- Have you declared bankruptcy or had a foreclosure judgment against you?
- What is your ethnic background?
Where To Get A Loan With Bad Credit
There are some outlets for people looking for bad credit loans, but it definitely will take some shopping around to find interest rates and repayment terms you can afford.
The big national and regional banks stick tightly to credit score ratings so don’t bother with that unless you have taken time to clean up your credit report and raise your score.
If you don’t have time to improve your score, find a loan from the sources listed below.
Credit Union Loans For Bad Credit
A credit union – especially one affiliated with your employer or one that is community-based – may be willing to look beyond a poor credit history and make a judgment about whether it will loan you money based on your character and your promise to repay. Think of credit unions the way you would a small community bank from years ago.
The most promising aspect of a credit union loan is the interest rate ceiling of 18%, which applies to anyone, regardless of their credit score. A similar loan from a bank could run you as much as 36% interest.
That can make a huge difference in the payout you make on a bad credit loan. Let’s say you have a three-year, $10,000 loan. Here is the total repayment:
- 18% — $13,014.
- 36% — $16,489.
The chance to save more than $3,000 makes it worth looking into enrolling in a credit union. Almost all credit unions are actively looking for borrowers. If you can afford terms that match your credit history, you are likely to find a credit union somewhere willing to work with you.
If you are a veteran of the armed forces, you might want to approach the Navy Federal Credit Union or PenFed Credit Union. If you are a teacher or government worker, you might check out State Employees Credit Union or Schoolsfirst Credit Union.

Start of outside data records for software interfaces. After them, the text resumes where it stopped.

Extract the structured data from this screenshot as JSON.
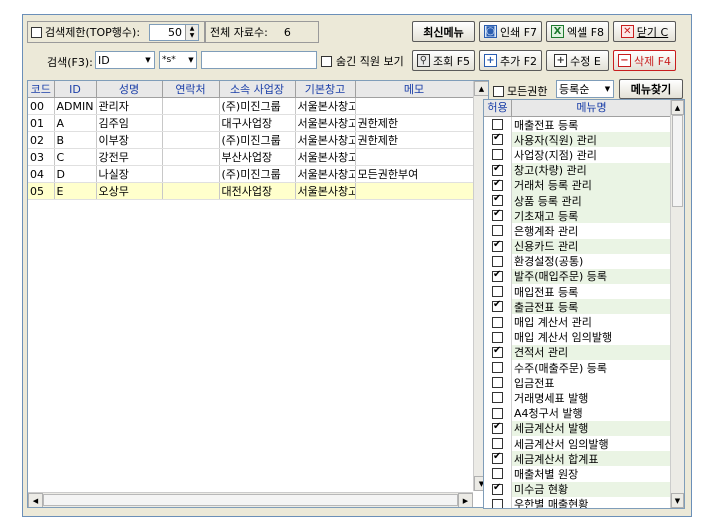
{
  "toolbar": {
    "limit_label": "검색제한(TOP행수):",
    "limit_value": "50",
    "total_label": "전체 자료수:",
    "total_value": "6",
    "search_label": "검색(F3):",
    "search_field": "ID",
    "search_op": "*s*",
    "search_value": "",
    "hidden_label": "숨긴 직원 보기",
    "latest_menu": "최신메뉴",
    "print": "인쇄 F7",
    "excel": "엑셀 F8",
    "close": "닫기 C",
    "query": "조회 F5",
    "add": "추가 F2",
    "edit": "수정 E",
    "delete": "삭제 F4"
  },
  "users_table": {
    "columns": [
      "코드",
      "ID",
      "성명",
      "연락처",
      "소속 사업장",
      "기본창고",
      "메모"
    ],
    "rows": [
      [
        "00",
        "ADMIN",
        "관리자",
        "",
        "(주)미진그룹",
        "서울본사창고",
        ""
      ],
      [
        "01",
        "A",
        "김주임",
        "",
        "대구사업장",
        "서울본사창고",
        "권한제한"
      ],
      [
        "02",
        "B",
        "이부장",
        "",
        "(주)미진그룹",
        "서울본사창고",
        "권한제한"
      ],
      [
        "03",
        "C",
        "강전무",
        "",
        "부산사업장",
        "서울본사창고",
        ""
      ],
      [
        "04",
        "D",
        "나실장",
        "",
        "(주)미진그룹",
        "서울본사창고",
        "모든권한부여"
      ],
      [
        "05",
        "E",
        "오상무",
        "",
        "대전사업장",
        "서울본사창고",
        ""
      ]
    ],
    "selected_index": 5
  },
  "menu_panel": {
    "all_perm_label": "모든권한",
    "sort_value": "등록순",
    "find_button": "메뉴찾기",
    "col_allow": "허용",
    "col_menu": "메뉴명",
    "items": [
      {
        "name": "매출전표 등록",
        "on": false
      },
      {
        "name": "사용자(직원) 관리",
        "on": true
      },
      {
        "name": "사업장(지점) 관리",
        "on": false
      },
      {
        "name": "창고(차량) 관리",
        "on": true
      },
      {
        "name": "거래처 등록 관리",
        "on": true
      },
      {
        "name": "상품 등록 관리",
        "on": true
      },
      {
        "name": "기초재고 등록",
        "on": true
      },
      {
        "name": "은행계좌 관리",
        "on": false
      },
      {
        "name": "신용카드 관리",
        "on": true
      },
      {
        "name": "환경설정(공통)",
        "on": false
      },
      {
        "name": "발주(매입주문) 등록",
        "on": true
      },
      {
        "name": "매입전표 등록",
        "on": false
      },
      {
        "name": "출금전표 등록",
        "on": true
      },
      {
        "name": "매입 계산서 관리",
        "on": false
      },
      {
        "name": "매입 계산서 임의발행",
        "on": false
      },
      {
        "name": "견적서 관리",
        "on": true
      },
      {
        "name": "수주(매출주문) 등록",
        "on": false
      },
      {
        "name": "입금전표",
        "on": false
      },
      {
        "name": "거래명세표 발행",
        "on": false
      },
      {
        "name": "A4청구서 발행",
        "on": false
      },
      {
        "name": "세금계산서 발행",
        "on": true
      },
      {
        "name": "세금계산서 임의발행",
        "on": false
      },
      {
        "name": "세금계산서 합계표",
        "on": true
      },
      {
        "name": "매출처별 원장",
        "on": false
      },
      {
        "name": "미수금 현황",
        "on": true
      },
      {
        "name": "우한별 매출현황",
        "on": false
      }
    ]
  }
}
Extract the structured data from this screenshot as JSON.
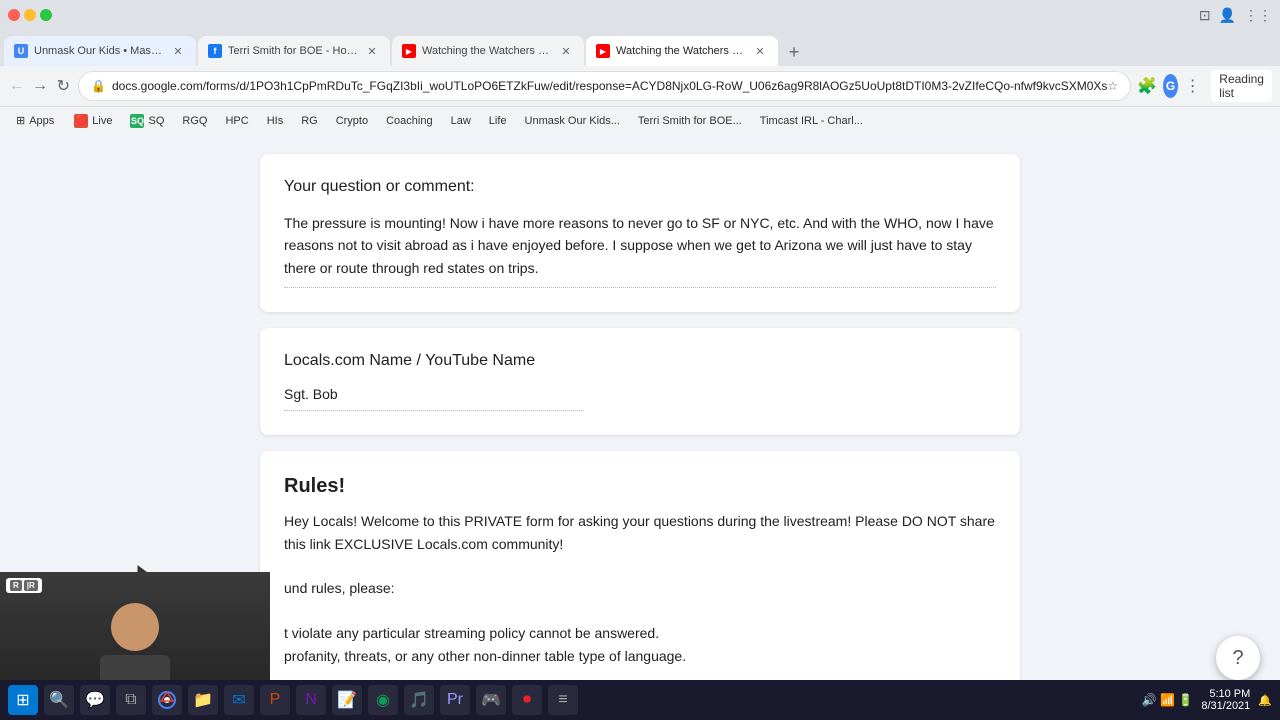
{
  "browser": {
    "tabs": [
      {
        "id": "tab1",
        "label": "Unmask Our Kids • Mask Choice...",
        "favicon_color": "#4285f4",
        "favicon_letter": "U",
        "active": false
      },
      {
        "id": "tab2",
        "label": "Terri Smith for BOE - Home | Fa...",
        "favicon_color": "#1877f2",
        "favicon_letter": "f",
        "active": false
      },
      {
        "id": "tab3",
        "label": "Watching the Watchers Show Q...",
        "favicon_color": "#ff0000",
        "favicon_letter": "▶",
        "active": false
      },
      {
        "id": "tab4",
        "label": "Watching the Watchers Show C...",
        "favicon_color": "#ff0000",
        "favicon_letter": "▶",
        "active": true
      }
    ],
    "new_tab_label": "+",
    "address": "docs.google.com/forms/d/1PO3h1CpPmRDuTc_FGqZI3bIi_woUTLoPO6ETZkFuw/edit/response=ACYD8Njx0LG-RoW_U06z6ag9R8lAOGz5UoUpt8tDTI0M3-2vZIfeCQo-nfwf9kvcSXM0Xs",
    "bookmarks": [
      {
        "label": "Apps"
      },
      {
        "label": "Live"
      },
      {
        "label": "SQ"
      },
      {
        "label": "RGQ"
      },
      {
        "label": "HPC"
      },
      {
        "label": "HIs"
      },
      {
        "label": "RG"
      },
      {
        "label": "Crypto"
      },
      {
        "label": "Coaching"
      },
      {
        "label": "Law"
      },
      {
        "label": "Life"
      },
      {
        "label": "Unmask Our Kids..."
      },
      {
        "label": "Terri Smith for BOE..."
      },
      {
        "label": "Timcast IRL - Charl..."
      }
    ],
    "reading_list": "Reading list"
  },
  "form": {
    "card1": {
      "question": "Your question or comment:",
      "answer": "The pressure is mounting!  Now i have more reasons to never go to SF or NYC, etc.  And with the WHO, now I have reasons not to visit abroad as i have enjoyed before.  I suppose when we get to Arizona we will just have to stay there or route through red states on trips."
    },
    "card2": {
      "question": "Locals.com Name / YouTube Name",
      "answer": "Sgt. Bob"
    },
    "card3": {
      "title": "Rules!",
      "text": "Hey Locals! Welcome to this PRIVATE form for asking your questions during the livestream! Please DO NOT share this link EXCLUSIVE Locals.com community!\n\nund rules, please:\n\nt violate any particular streaming policy cannot be answered.\nprofanity, threats, or any other non-dinner table type of language."
    }
  },
  "help_button": "?",
  "taskbar": {
    "time": "5:10 PM",
    "date": "8/31/2021"
  },
  "window": {
    "minimize": "−",
    "maximize": "□",
    "close": "✕"
  }
}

Almost every consumer could qualify for some credit union. By joining, you could position yourself for much more favorable loan terms, regardless of your credit score.
Borrow from Family or Friends
This is dangerous from a relationship standpoint but makes a lot of sense from a financial and loan-anxiety standpoint because it should be easier to get approval and a break on terms.
Family and friends aren’t likely to put you through a grueling qualifying process and probably would cut you some slack on the interest rate charged compared to what you would get from lending institutions that make bad credit loans.
However, if you’re thinking about borrowing from family members or friends make sure to factor in what happens if you default. Not repaying a loan to a relative or close associate can poison relationships in ways that go far beyond a bad credit report.
Treat any loan from someone you know just as if it were an important business transaction between you and a stranger. That means it should be formalized with clear documentation and legally recorded. To avoid future problems, create a written contract that includes the loan terms and interest rate, and what will happen if you cannot repay the debt.
Get a Co-Signer
If borrowing from a friend or relative is not possible, you can still approach someone you know with good credit about co-signing on for a bad credit loan.
With a qualified co-signer, the lender will set the loan terms based on the credit score of the person with good credit, who will then be equally responsible for repayment. All payment information will be recorded on both your credit report and your co-signers, so if you default on the loan, or you’re late with payments, you both suffer. However, if you make timely payments, your own score will improve, making it easier to obtain future loans without a co-signer.
Home Equity Loan with Bad Credit
If you have equity in your home, you can apply for a home equity loan or home equity line of credit (HELOC). Your home is used as collateral, and home equity loans can be obtained regardless of your credit score. The interest rate is usually low because the loan is secured by the home. Also, the interest you pay on a home equity loan is usually tax-deductible.
It is important to remember that tapping your home equity puts your property in jeopardy if you don’t repay the debt. But if you are disciplined and have a reliable source of income, it is an inexpensive way to borrow from a reputable lender when you have bad credit.